__WHAT THE TASK REQUIRES__: Lines holding the word "title" in the material below: count them and write the number alone.

__LISTED RECORDS__:

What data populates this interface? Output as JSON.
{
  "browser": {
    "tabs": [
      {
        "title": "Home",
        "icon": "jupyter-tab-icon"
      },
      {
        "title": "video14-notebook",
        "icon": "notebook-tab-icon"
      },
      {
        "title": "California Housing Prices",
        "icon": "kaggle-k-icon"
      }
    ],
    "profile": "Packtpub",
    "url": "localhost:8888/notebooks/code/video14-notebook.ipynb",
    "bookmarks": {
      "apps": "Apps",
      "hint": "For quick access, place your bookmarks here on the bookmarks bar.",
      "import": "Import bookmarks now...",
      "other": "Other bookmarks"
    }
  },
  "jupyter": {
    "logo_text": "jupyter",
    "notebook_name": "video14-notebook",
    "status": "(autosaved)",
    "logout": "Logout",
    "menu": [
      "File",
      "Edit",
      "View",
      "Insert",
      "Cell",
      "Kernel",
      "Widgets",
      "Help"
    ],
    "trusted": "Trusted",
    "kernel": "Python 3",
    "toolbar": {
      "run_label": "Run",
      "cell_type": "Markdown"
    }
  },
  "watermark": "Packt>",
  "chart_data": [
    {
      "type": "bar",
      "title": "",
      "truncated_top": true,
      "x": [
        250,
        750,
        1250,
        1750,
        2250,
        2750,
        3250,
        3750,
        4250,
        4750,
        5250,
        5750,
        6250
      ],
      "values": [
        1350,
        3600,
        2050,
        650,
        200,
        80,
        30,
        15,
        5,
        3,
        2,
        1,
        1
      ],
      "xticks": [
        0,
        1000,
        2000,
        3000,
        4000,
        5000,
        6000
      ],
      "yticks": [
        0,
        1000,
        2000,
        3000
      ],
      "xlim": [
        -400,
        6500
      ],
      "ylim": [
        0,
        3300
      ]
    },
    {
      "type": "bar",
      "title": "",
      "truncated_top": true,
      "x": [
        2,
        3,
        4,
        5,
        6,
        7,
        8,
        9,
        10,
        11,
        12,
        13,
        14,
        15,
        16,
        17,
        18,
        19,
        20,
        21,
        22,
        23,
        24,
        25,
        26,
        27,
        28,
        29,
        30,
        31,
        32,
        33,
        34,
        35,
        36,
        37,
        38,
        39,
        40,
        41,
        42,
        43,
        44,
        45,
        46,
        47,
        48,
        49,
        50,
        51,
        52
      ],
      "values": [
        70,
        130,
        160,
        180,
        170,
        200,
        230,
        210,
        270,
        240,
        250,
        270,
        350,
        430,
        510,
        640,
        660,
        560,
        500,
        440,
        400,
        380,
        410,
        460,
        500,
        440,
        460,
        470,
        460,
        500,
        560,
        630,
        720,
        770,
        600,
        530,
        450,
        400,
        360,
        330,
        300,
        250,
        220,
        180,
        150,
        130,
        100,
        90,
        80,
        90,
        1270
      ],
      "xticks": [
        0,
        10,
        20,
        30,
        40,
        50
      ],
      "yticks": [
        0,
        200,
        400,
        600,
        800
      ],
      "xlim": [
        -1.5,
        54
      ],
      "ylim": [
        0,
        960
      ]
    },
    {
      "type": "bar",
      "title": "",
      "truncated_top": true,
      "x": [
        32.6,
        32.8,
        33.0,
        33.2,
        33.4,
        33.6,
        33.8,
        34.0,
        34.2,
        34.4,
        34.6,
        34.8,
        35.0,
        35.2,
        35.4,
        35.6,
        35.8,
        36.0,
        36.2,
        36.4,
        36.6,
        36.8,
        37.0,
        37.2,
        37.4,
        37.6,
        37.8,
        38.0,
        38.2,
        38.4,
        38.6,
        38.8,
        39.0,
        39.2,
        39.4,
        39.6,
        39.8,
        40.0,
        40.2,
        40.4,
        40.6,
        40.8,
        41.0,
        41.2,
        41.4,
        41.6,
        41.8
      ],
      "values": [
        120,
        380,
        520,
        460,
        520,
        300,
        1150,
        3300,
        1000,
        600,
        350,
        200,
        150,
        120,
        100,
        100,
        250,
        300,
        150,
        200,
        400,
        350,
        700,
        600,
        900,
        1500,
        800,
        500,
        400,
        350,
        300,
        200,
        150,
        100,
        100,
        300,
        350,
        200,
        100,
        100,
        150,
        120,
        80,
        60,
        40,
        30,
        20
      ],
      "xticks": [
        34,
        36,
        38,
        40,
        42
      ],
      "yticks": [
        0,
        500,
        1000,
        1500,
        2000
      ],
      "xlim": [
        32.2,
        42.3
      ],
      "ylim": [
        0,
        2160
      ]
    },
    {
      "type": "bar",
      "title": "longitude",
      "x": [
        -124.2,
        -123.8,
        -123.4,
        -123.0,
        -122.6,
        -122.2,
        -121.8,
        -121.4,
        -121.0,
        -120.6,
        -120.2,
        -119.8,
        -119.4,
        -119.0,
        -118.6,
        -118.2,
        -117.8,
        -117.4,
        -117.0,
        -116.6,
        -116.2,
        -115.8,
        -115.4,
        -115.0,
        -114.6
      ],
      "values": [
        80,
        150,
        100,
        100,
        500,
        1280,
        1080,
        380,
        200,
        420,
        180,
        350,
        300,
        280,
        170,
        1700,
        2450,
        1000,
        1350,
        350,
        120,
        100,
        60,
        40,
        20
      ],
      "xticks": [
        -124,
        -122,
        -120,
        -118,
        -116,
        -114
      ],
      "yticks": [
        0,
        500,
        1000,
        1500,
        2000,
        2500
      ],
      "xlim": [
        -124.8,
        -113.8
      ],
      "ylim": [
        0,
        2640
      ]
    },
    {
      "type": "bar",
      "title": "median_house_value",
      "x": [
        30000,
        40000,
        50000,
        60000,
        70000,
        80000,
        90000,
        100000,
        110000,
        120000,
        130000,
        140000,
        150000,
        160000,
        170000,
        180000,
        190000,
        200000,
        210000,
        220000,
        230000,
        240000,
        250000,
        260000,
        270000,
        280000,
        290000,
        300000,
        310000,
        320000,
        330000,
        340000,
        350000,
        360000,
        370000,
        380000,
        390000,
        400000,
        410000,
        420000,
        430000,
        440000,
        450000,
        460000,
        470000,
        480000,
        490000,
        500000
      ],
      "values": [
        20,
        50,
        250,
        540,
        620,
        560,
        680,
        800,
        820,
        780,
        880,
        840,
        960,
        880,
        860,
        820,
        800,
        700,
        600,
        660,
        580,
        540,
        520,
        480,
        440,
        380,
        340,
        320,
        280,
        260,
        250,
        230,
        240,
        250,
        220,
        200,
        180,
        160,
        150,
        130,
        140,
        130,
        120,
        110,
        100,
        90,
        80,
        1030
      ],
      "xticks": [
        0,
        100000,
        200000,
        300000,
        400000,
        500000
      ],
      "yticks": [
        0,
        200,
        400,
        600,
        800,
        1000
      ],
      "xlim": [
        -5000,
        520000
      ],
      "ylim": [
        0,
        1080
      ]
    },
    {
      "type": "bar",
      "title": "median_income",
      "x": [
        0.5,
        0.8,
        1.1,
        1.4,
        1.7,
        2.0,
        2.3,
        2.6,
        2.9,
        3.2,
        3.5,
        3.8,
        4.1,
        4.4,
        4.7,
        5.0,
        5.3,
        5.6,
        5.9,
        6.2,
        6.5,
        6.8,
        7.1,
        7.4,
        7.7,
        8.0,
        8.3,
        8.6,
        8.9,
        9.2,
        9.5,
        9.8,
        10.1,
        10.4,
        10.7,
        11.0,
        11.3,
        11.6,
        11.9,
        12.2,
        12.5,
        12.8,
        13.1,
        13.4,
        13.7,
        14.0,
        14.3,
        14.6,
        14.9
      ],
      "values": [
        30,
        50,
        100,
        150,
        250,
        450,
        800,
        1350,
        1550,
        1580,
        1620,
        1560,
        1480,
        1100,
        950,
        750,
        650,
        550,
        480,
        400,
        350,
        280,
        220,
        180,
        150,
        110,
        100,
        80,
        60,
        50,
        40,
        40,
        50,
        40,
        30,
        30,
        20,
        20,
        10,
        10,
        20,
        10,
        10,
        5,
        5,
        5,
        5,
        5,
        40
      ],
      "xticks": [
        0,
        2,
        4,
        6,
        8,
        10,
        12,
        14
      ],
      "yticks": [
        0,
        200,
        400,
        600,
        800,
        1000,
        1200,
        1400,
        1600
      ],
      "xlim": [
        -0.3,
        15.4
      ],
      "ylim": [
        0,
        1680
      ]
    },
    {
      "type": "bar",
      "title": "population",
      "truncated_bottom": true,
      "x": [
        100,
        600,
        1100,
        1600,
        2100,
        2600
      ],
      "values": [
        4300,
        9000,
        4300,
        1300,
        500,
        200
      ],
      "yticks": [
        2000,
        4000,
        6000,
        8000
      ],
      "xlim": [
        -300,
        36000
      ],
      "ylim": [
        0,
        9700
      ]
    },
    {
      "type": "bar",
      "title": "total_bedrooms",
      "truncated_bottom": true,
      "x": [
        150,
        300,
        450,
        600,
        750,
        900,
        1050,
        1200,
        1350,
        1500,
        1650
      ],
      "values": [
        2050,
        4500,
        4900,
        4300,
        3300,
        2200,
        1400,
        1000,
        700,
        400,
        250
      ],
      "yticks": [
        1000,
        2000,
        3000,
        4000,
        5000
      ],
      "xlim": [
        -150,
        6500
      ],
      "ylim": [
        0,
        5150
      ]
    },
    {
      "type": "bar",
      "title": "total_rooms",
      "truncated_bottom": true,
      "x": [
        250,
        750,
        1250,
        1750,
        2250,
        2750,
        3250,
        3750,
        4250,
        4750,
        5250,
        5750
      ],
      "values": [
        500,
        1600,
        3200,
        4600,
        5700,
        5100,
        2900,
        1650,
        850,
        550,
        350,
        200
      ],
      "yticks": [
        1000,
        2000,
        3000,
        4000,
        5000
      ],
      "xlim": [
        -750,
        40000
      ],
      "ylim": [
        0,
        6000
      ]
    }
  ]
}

__EXPECTED ANSWER__: 12